====== INFORMATION SHOWN ======

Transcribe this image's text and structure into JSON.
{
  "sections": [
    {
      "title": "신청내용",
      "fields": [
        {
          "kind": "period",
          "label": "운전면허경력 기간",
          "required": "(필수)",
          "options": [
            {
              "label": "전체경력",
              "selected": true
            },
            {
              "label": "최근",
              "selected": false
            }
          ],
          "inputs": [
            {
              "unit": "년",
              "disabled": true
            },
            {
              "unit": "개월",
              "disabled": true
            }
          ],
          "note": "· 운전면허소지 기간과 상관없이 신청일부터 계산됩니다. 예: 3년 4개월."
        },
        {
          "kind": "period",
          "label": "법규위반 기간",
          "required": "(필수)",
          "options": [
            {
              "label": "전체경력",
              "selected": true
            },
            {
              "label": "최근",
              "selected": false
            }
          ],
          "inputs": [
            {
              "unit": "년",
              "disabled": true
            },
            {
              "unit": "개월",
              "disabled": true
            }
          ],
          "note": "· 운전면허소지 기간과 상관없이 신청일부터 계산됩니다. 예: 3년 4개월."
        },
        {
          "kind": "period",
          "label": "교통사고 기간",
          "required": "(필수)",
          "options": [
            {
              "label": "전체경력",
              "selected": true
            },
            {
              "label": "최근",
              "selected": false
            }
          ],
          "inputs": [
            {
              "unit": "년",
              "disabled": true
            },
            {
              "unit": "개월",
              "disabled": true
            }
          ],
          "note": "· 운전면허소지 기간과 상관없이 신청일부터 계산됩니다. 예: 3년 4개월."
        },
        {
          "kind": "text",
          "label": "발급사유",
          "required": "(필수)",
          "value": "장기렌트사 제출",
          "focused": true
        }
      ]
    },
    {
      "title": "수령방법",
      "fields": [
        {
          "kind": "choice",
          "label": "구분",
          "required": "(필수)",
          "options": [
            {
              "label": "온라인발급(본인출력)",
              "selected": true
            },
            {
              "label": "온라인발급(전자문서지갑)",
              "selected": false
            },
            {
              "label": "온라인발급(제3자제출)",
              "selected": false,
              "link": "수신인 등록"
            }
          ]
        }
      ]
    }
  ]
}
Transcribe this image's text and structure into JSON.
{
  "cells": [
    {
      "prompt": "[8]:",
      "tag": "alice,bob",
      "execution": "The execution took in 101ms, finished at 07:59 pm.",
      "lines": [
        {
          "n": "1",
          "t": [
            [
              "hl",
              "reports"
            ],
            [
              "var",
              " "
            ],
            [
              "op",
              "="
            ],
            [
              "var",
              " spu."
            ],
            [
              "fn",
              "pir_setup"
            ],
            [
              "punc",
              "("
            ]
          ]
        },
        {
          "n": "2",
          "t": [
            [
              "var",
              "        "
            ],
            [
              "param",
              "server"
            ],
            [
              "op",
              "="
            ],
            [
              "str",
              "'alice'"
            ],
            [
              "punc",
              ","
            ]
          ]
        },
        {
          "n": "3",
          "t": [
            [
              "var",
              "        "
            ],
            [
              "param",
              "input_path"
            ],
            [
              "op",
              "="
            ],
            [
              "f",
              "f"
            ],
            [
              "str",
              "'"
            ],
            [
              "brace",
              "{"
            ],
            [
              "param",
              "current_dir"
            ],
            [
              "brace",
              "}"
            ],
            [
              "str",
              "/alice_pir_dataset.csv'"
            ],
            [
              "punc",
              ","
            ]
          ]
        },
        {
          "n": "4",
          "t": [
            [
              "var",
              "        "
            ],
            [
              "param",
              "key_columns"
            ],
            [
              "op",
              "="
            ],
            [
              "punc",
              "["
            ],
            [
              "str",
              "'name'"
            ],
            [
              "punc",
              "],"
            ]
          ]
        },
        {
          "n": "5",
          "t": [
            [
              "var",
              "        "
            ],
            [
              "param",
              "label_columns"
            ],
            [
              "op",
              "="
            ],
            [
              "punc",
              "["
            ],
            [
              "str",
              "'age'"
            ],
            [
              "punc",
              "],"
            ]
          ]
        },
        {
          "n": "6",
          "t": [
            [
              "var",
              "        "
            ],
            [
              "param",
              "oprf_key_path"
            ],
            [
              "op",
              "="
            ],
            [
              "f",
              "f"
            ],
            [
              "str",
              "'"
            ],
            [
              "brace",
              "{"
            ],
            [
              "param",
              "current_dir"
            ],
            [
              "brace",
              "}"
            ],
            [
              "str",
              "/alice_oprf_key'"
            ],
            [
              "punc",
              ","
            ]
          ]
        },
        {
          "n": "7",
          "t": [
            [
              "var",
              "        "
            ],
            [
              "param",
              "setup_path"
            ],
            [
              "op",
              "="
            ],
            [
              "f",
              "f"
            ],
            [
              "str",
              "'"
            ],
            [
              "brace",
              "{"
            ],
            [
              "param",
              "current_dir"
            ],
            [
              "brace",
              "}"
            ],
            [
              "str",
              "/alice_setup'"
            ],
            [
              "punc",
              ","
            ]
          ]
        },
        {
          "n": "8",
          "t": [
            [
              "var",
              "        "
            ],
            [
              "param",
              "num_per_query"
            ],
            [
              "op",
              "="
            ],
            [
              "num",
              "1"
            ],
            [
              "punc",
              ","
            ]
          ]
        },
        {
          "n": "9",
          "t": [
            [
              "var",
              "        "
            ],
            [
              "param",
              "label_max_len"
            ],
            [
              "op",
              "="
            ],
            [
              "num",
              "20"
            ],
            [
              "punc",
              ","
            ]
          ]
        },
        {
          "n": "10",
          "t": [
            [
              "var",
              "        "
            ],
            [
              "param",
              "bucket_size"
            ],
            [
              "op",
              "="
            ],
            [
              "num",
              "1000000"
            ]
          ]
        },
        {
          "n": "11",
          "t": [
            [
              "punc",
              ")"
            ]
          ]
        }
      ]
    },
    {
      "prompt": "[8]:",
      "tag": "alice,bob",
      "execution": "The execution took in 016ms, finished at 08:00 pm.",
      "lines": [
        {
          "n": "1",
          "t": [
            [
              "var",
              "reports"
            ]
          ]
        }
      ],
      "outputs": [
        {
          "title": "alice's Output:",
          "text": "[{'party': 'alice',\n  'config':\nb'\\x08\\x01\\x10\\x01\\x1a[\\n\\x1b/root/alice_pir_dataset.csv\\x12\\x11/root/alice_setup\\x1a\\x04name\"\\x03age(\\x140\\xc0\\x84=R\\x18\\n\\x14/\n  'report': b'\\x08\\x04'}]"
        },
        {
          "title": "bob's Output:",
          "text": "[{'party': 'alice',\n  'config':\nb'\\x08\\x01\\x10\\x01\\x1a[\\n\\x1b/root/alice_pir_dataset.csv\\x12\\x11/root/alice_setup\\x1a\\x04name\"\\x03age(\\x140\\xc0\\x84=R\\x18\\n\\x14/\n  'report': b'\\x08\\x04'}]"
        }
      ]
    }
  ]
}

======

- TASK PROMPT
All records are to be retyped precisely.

- RESPONSE BELOW
Transcribe this image's text and structure into JSON.
{
  "sections": [
    {
      "title": "신청내용",
      "fields": [
        {
          "kind": "period",
          "label": "운전면허경력 기간",
          "required": "(필수)",
          "options": [
            {
              "label": "전체경력",
              "selected": true
            },
            {
              "label": "최근",
              "selected": false
            }
          ],
          "inputs": [
            {
              "unit": "년",
              "disabled": true
            },
            {
              "unit": "개월",
              "disabled": true
            }
          ],
          "note": "· 운전면허소지 기간과 상관없이 신청일부터 계산됩니다. 예: 3년 4개월."
        },
        {
          "kind": "period",
          "label": "법규위반 기간",
          "required": "(필수)",
          "options": [
            {
              "label": "전체경력",
              "selected": true
            },
            {
              "label": "최근",
              "selected": false
            }
          ],
          "inputs": [
            {
              "unit": "년",
              "disabled": true
            },
            {
              "unit": "개월",
              "disabled": true
            }
          ],
          "note": "· 운전면허소지 기간과 상관없이 신청일부터 계산됩니다. 예: 3년 4개월."
        },
        {
          "kind": "period",
          "label": "교통사고 기간",
          "required": "(필수)",
          "options": [
            {
              "label": "전체경력",
              "selected": true
            },
            {
              "label": "최근",
              "selected": false
            }
          ],
          "inputs": [
            {
              "unit": "년",
              "disabled": true
            },
            {
              "unit": "개월",
              "disabled": true
            }
          ],
          "note": "· 운전면허소지 기간과 상관없이 신청일부터 계산됩니다. 예: 3년 4개월."
        },
        {
          "kind": "text",
          "label": "발급사유",
          "required": "(필수)",
          "value": "장기렌트사 제출",
          "focused": true
        }
      ]
    },
    {
      "title": "수령방법",
      "fields": [
        {
          "kind": "choice",
          "label": "구분",
          "required": "(필수)",
          "options": [
            {
              "label": "온라인발급(본인출력)",
              "selected": true
            },
            {
              "label": "온라인발급(전자문서지갑)",
              "selected": false
            },
            {
              "label": "온라인발급(제3자제출)",
              "selected": false,
              "link": "수신인 등록"
            }
          ]
        }
      ]
    }
  ]
}
Transcribe this image's text and structure into JSON.
{
  "cells": [
    {
      "prompt": "[8]:",
      "tag": "alice,bob",
      "execution": "The execution took in 101ms, finished at 07:59 pm.",
      "lines": [
        {
          "n": "1",
          "t": [
            [
              "hl",
              "reports"
            ],
            [
              "var",
              " "
            ],
            [
              "op",
              "="
            ],
            [
              "var",
              " spu."
            ],
            [
              "fn",
              "pir_setup"
            ],
            [
              "punc",
              "("
            ]
          ]
        },
        {
          "n": "2",
          "t": [
            [
              "var",
              "        "
            ],
            [
              "param",
              "server"
            ],
            [
              "op",
              "="
            ],
            [
              "str",
              "'alice'"
            ],
            [
              "punc",
              ","
            ]
          ]
        },
        {
          "n": "3",
          "t": [
            [
              "var",
              "        "
            ],
            [
              "param",
              "input_path"
            ],
            [
              "op",
              "="
            ],
            [
              "f",
              "f"
            ],
            [
              "str",
              "'"
            ],
            [
              "brace",
              "{"
            ],
            [
              "param",
              "current_dir"
            ],
            [
              "brace",
              "}"
            ],
            [
              "str",
              "/alice_pir_dataset.csv'"
            ],
            [
              "punc",
              ","
            ]
          ]
        },
        {
          "n": "4",
          "t": [
            [
              "var",
              "        "
            ],
            [
              "param",
              "key_columns"
            ],
            [
              "op",
              "="
            ],
            [
              "punc",
              "["
            ],
            [
              "str",
              "'name'"
            ],
            [
              "punc",
              "],"
            ]
          ]
        },
        {
          "n": "5",
          "t": [
            [
              "var",
              "        "
            ],
            [
              "param",
              "label_columns"
            ],
            [
              "op",
              "="
            ],
            [
              "punc",
              "["
            ],
            [
              "str",
              "'age'"
            ],
            [
              "punc",
              "],"
            ]
          ]
        },
        {
          "n": "6",
          "t": [
            [
              "var",
              "        "
            ],
            [
              "param",
              "oprf_key_path"
            ],
            [
              "op",
              "="
            ],
            [
              "f",
              "f"
            ],
            [
              "str",
              "'"
            ],
            [
              "brace",
              "{"
            ],
            [
              "param",
              "current_dir"
            ],
            [
              "brace",
              "}"
            ],
            [
              "str",
              "/alice_oprf_key'"
            ],
            [
              "punc",
              ","
            ]
          ]
        },
        {
          "n": "7",
          "t": [
            [
              "var",
              "        "
            ],
            [
              "param",
              "setup_path"
            ],
            [
              "op",
              "="
            ],
            [
              "f",
              "f"
            ],
            [
              "str",
              "'"
            ],
            [
              "brace",
              "{"
            ],
            [
              "param",
              "current_dir"
            ],
            [
              "brace",
              "}"
            ],
            [
              "str",
              "/alice_setup'"
            ],
            [
              "punc",
              ","
            ]
          ]
        },
        {
          "n": "8",
          "t": [
            [
              "var",
              "        "
            ],
            [
              "param",
              "num_per_query"
            ],
            [
              "op",
              "="
            ],
            [
              "num",
              "1"
            ],
            [
              "punc",
              ","
            ]
          ]
        },
        {
          "n": "9",
          "t": [
            [
              "var",
              "        "
            ],
            [
              "param",
              "label_max_len"
            ],
            [
              "op",
              "="
            ],
            [
              "num",
              "20"
            ],
            [
              "punc",
              ","
            ]
          ]
        },
        {
          "n": "10",
          "t": [
            [
              "var",
              "        "
            ],
            [
              "param",
              "bucket_size"
            ],
            [
              "op",
              "="
            ],
            [
              "num",
              "1000000"
            ]
          ]
        },
        {
          "n": "11",
          "t": [
            [
              "punc",
              ")"
            ]
          ]
        }
      ]
    },
    {
      "prompt": "[8]:",
      "tag": "alice,bob",
      "execution": "The execution took in 016ms, finished at 08:00 pm.",
      "lines": [
        {
          "n": "1",
          "t": [
            [
              "var",
              "reports"
            ]
          ]
        }
      ],
      "outputs": [
        {
          "title": "alice's Output:",
          "text": "[{'party': 'alice',\n  'config':\nb'\\x08\\x01\\x10\\x01\\x1a[\\n\\x1b/root/alice_pir_dataset.csv\\x12\\x11/root/alice_setup\\x1a\\x04name\"\\x03age(\\x140\\xc0\\x84=R\\x18\\n\\x14/\n  'report': b'\\x08\\x04'}]"
        },
        {
          "title": "bob's Output:",
          "text": "[{'party': 'alice',\n  'config':\nb'\\x08\\x01\\x10\\x01\\x1a[\\n\\x1b/root/alice_pir_dataset.csv\\x12\\x11/root/alice_setup\\x1a\\x04name\"\\x03age(\\x140\\xc0\\x84=R\\x18\\n\\x14/\n  'report': b'\\x08\\x04'}]"
        }
      ]
    }
  ]
}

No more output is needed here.